(RECORD EXTRACTS Opens)
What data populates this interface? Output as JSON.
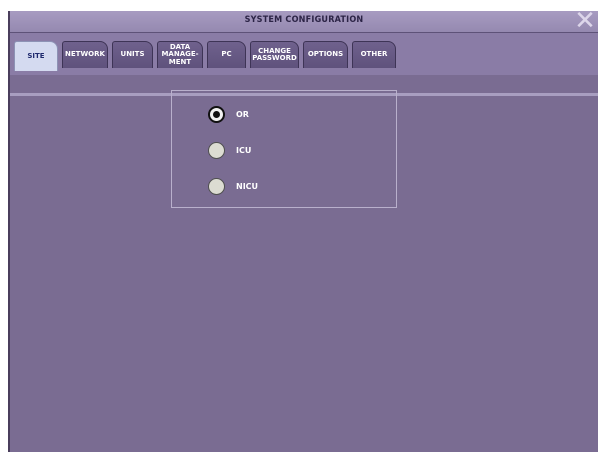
{
  "window": {
    "title": "SYSTEM CONFIGURATION",
    "close_glyph": "✕"
  },
  "tabs": [
    {
      "label": "SITE",
      "active": true
    },
    {
      "label": "NETWORK",
      "active": false
    },
    {
      "label": "UNITS",
      "active": false
    },
    {
      "label": "DATA\nMANAGE-\nMENT",
      "active": false
    },
    {
      "label": "PC",
      "active": false
    },
    {
      "label": "CHANGE\nPASSWORD",
      "active": false
    },
    {
      "label": "OPTIONS",
      "active": false
    },
    {
      "label": "OTHER",
      "active": false
    }
  ],
  "site": {
    "options": [
      {
        "label": "OR",
        "selected": true
      },
      {
        "label": "ICU",
        "selected": false
      },
      {
        "label": "NICU",
        "selected": false
      }
    ]
  },
  "colors": {
    "background": "#7a6c92",
    "titlebar": "#9589b0",
    "tab": "#5f527c",
    "active_tab": "#d4daf0",
    "active_tab_text": "#1f2a6e"
  }
}
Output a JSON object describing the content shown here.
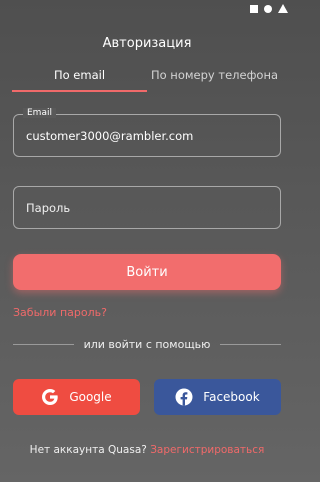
{
  "title": "Авторизация",
  "tabs": [
    {
      "label": "По email",
      "active": true
    },
    {
      "label": "По номеру телефона",
      "active": false
    }
  ],
  "email_field": {
    "label": "Email",
    "value": "customer3000@rambler.com"
  },
  "password_field": {
    "placeholder": "Пароль",
    "value": ""
  },
  "login_button": "Войти",
  "forgot_password": "Забыли пароль?",
  "divider_text": "или войти с помощью",
  "social": {
    "google": "Google",
    "facebook": "Facebook"
  },
  "footer": {
    "text": "Нет аккаунта Quasa?",
    "link": "Зарегистрироваться"
  },
  "colors": {
    "accent": "#f26d6d",
    "google": "#ef4c41",
    "facebook": "#3a579b"
  }
}
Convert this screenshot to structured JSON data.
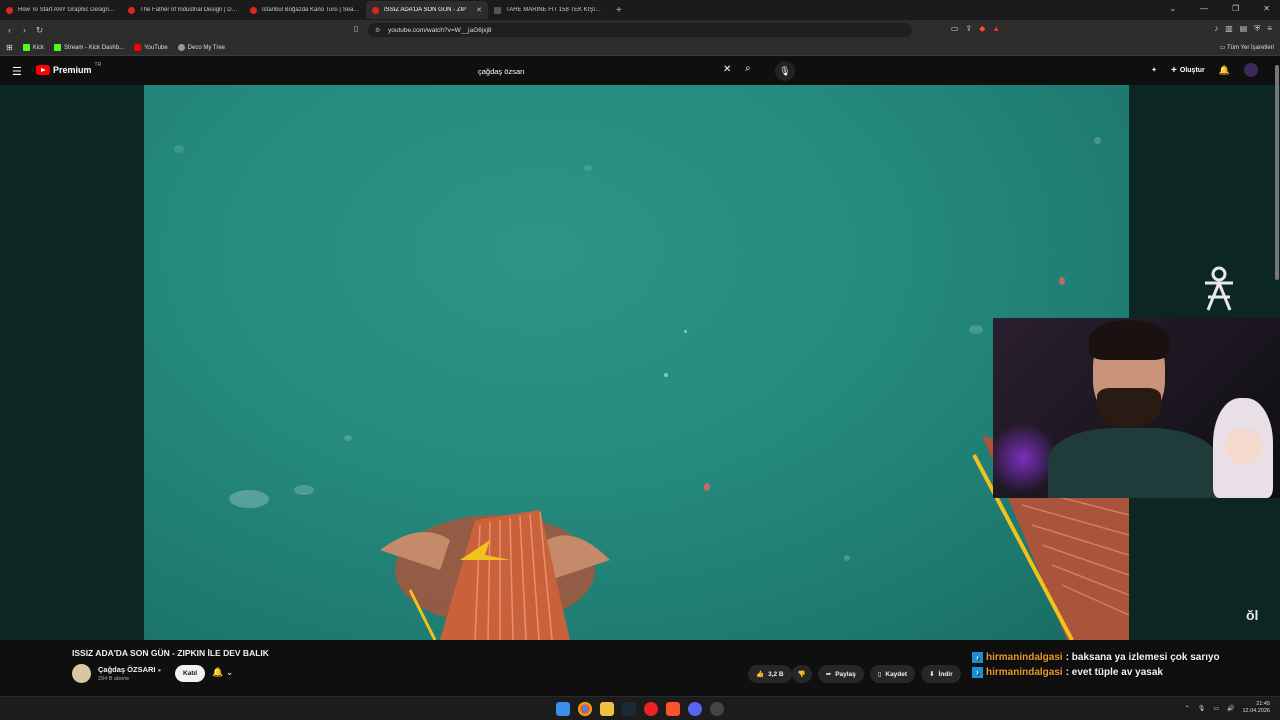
{
  "browser": {
    "tabs": [
      {
        "title": "How To Start ANY Graphic Design Fr",
        "active": false
      },
      {
        "title": "The Father of Industrial Design | Dier",
        "active": false
      },
      {
        "title": "İstanbul Boğazda Kano Turu | Sea Ka",
        "active": false
      },
      {
        "title": "ISSIZ ADA'DA SON GÜN - ZIP",
        "active": true
      },
      {
        "title": "TAHE MARINE FIT 158 TEK KİŞİLİK Sİ",
        "active": false
      }
    ],
    "url": "youtube.com/watch?v=W__jaG6jxj8",
    "bookmarks": [
      "Kick",
      "Stream - Kick Dashb...",
      "YouTube",
      "Deco My Tree"
    ],
    "bookmarks_right": "Tüm Yer İşaretleri"
  },
  "youtube": {
    "logo_text": "Premium",
    "logo_badge": "TR",
    "search_value": "çağdaş özsarı",
    "create_label": "Oluştur"
  },
  "video": {
    "title": "ISSIZ ADA'DA SON GÜN - ZIPKIN İLE DEV BALIK",
    "channel": "Çağdaş ÖZSARI",
    "subscribers": "294 B abone",
    "join_label": "Katıl",
    "likes": "3,2 B",
    "share_label": "Paylaş",
    "save_label": "Kaydet",
    "download_label": "İndir"
  },
  "chat": [
    {
      "user": "hirmanindalgasi",
      "message": "baksana ya izlemesi çok sarıyo"
    },
    {
      "user": "hirmanindalgasi",
      "message": "evet tüple av yasak"
    }
  ],
  "taskbar": {
    "time": "21:45",
    "date": "12.04.2026"
  },
  "colors": {
    "accent_red": "#ff0000",
    "water": "#268b7f",
    "chat_user": "#e89b2f"
  }
}
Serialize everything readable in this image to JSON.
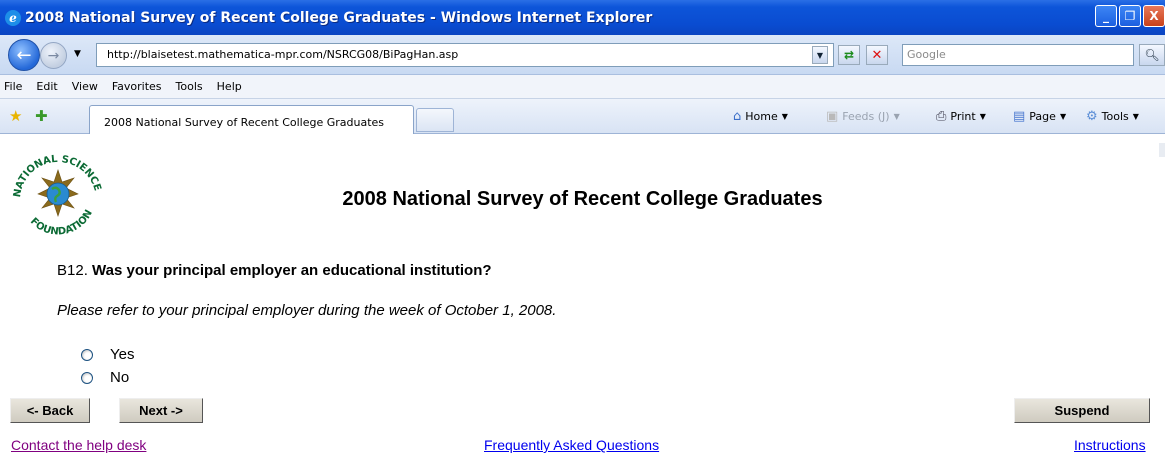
{
  "window": {
    "title": "2008 National Survey of Recent College Graduates - Windows Internet Explorer",
    "minimize": "_",
    "maximize": "❐",
    "close": "X"
  },
  "browser": {
    "url": "http://blaisetest.mathematica-mpr.com/NSRCG08/BiPagHan.asp",
    "search_placeholder": "Google",
    "menu": [
      "File",
      "Edit",
      "View",
      "Favorites",
      "Tools",
      "Help"
    ],
    "tab_title": "2008 National Survey of Recent College Graduates",
    "commands": {
      "home": "Home",
      "feeds": "Feeds (J)",
      "print": "Print",
      "page": "Page",
      "tools": "Tools"
    },
    "icons": {
      "back": "back-arrow-icon",
      "forward": "forward-arrow-icon",
      "refresh": "refresh-icon",
      "stop": "stop-icon",
      "search": "search-icon",
      "favorites": "star-icon",
      "add_favorite": "add-favorite-icon"
    }
  },
  "survey": {
    "title": "2008 National Survey of Recent College Graduates",
    "logo_text_top": "NATIONAL SCIENCE",
    "logo_text_bottom": "FOUNDATION",
    "question_number": "B12.",
    "question_text": "Was your principal employer an educational institution?",
    "instruction": "Please refer to your principal employer during the week of October 1, 2008.",
    "options": [
      "Yes",
      "No"
    ],
    "buttons": {
      "back": "<- Back",
      "next": "Next ->",
      "suspend": "Suspend"
    },
    "links": {
      "help_desk": "Contact the help desk",
      "faq": "Frequently Asked Questions",
      "instructions": "Instructions"
    }
  },
  "colors": {
    "titlebar": "#0a4cd1",
    "link": "#0000ee",
    "visited_link": "#800080",
    "button_face": "#d8d4c8"
  }
}
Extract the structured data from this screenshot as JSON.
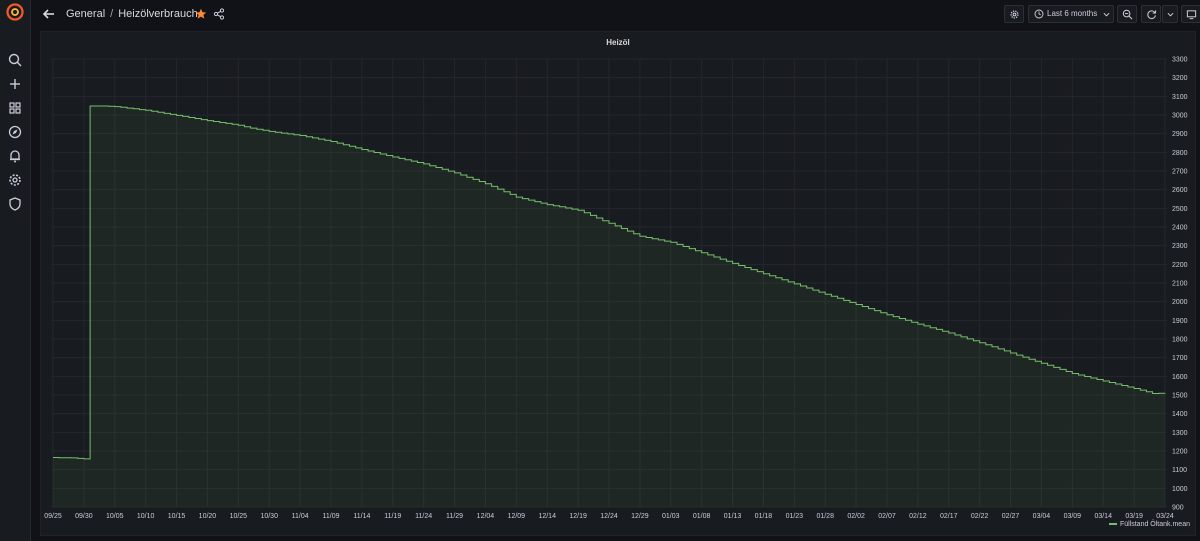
{
  "header": {
    "breadcrumb_folder": "General",
    "breadcrumb_separator": "/",
    "dashboard_title": "Heizölverbrauch",
    "time_range": "Last 6 months"
  },
  "icons": {
    "logo": "grafana-logo-icon",
    "sidebar": [
      "search-icon",
      "plus-icon",
      "dashboards-icon",
      "explore-icon",
      "alerting-icon",
      "gear-icon",
      "shield-icon"
    ]
  },
  "colors": {
    "series": "#73bf69",
    "star": "#ff8833",
    "background": "#111217",
    "panel": "#181b1f"
  },
  "panel": {
    "title": "Heizöl"
  },
  "chart_data": {
    "type": "area",
    "title": "Heizöl",
    "xlabel": "",
    "ylabel": "",
    "y_axis_position": "right",
    "ylim": [
      900,
      3300
    ],
    "y_ticks": [
      900,
      1000,
      1100,
      1200,
      1300,
      1400,
      1500,
      1600,
      1700,
      1800,
      1900,
      2000,
      2100,
      2200,
      2300,
      2400,
      2500,
      2600,
      2700,
      2800,
      2900,
      3000,
      3100,
      3200,
      3300
    ],
    "x_ticks": [
      "09/25",
      "09/30",
      "10/05",
      "10/10",
      "10/15",
      "10/20",
      "10/25",
      "10/30",
      "11/04",
      "11/09",
      "11/14",
      "11/19",
      "11/24",
      "11/29",
      "12/04",
      "12/09",
      "12/14",
      "12/19",
      "12/24",
      "12/29",
      "01/03",
      "01/08",
      "01/13",
      "01/18",
      "01/23",
      "01/28",
      "02/02",
      "02/07",
      "02/12",
      "02/17",
      "02/22",
      "02/27",
      "03/04",
      "03/09",
      "03/14",
      "03/19",
      "03/24"
    ],
    "grid": true,
    "legend_position": "bottom-right",
    "series": [
      {
        "name": "Füllstand Öltank.mean",
        "points": [
          {
            "x": "09/25",
            "y": 1165
          },
          {
            "x": "09/28",
            "y": 1163
          },
          {
            "x": "10/01",
            "y": 1155
          },
          {
            "x": "10/01",
            "y": 3048
          },
          {
            "x": "10/03",
            "y": 3048
          },
          {
            "x": "10/05",
            "y": 3045
          },
          {
            "x": "10/10",
            "y": 3025
          },
          {
            "x": "10/15",
            "y": 2998
          },
          {
            "x": "10/20",
            "y": 2970
          },
          {
            "x": "10/25",
            "y": 2945
          },
          {
            "x": "10/27",
            "y": 2930
          },
          {
            "x": "10/30",
            "y": 2912
          },
          {
            "x": "11/04",
            "y": 2890
          },
          {
            "x": "11/09",
            "y": 2858
          },
          {
            "x": "11/14",
            "y": 2815
          },
          {
            "x": "11/19",
            "y": 2775
          },
          {
            "x": "11/24",
            "y": 2738
          },
          {
            "x": "11/29",
            "y": 2690
          },
          {
            "x": "12/04",
            "y": 2632
          },
          {
            "x": "12/09",
            "y": 2560
          },
          {
            "x": "12/14",
            "y": 2520
          },
          {
            "x": "12/19",
            "y": 2490
          },
          {
            "x": "12/24",
            "y": 2420
          },
          {
            "x": "12/29",
            "y": 2350
          },
          {
            "x": "01/03",
            "y": 2318
          },
          {
            "x": "01/08",
            "y": 2262
          },
          {
            "x": "01/13",
            "y": 2205
          },
          {
            "x": "01/18",
            "y": 2150
          },
          {
            "x": "01/23",
            "y": 2095
          },
          {
            "x": "01/28",
            "y": 2040
          },
          {
            "x": "02/02",
            "y": 1985
          },
          {
            "x": "02/07",
            "y": 1930
          },
          {
            "x": "02/12",
            "y": 1880
          },
          {
            "x": "02/17",
            "y": 1832
          },
          {
            "x": "02/22",
            "y": 1780
          },
          {
            "x": "02/27",
            "y": 1725
          },
          {
            "x": "03/04",
            "y": 1670
          },
          {
            "x": "03/09",
            "y": 1615
          },
          {
            "x": "03/14",
            "y": 1575
          },
          {
            "x": "03/19",
            "y": 1535
          },
          {
            "x": "03/22",
            "y": 1508
          },
          {
            "x": "03/24",
            "y": 1510
          }
        ]
      }
    ]
  }
}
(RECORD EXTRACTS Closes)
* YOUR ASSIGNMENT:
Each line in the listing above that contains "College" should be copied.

* REPLY:
    "title": "2008 National Survey of Recent College Graduates - Windows Internet Explorer",
    "tab_title": "2008 National Survey of Recent College Graduates",
    "title": "2008 National Survey of Recent College Graduates",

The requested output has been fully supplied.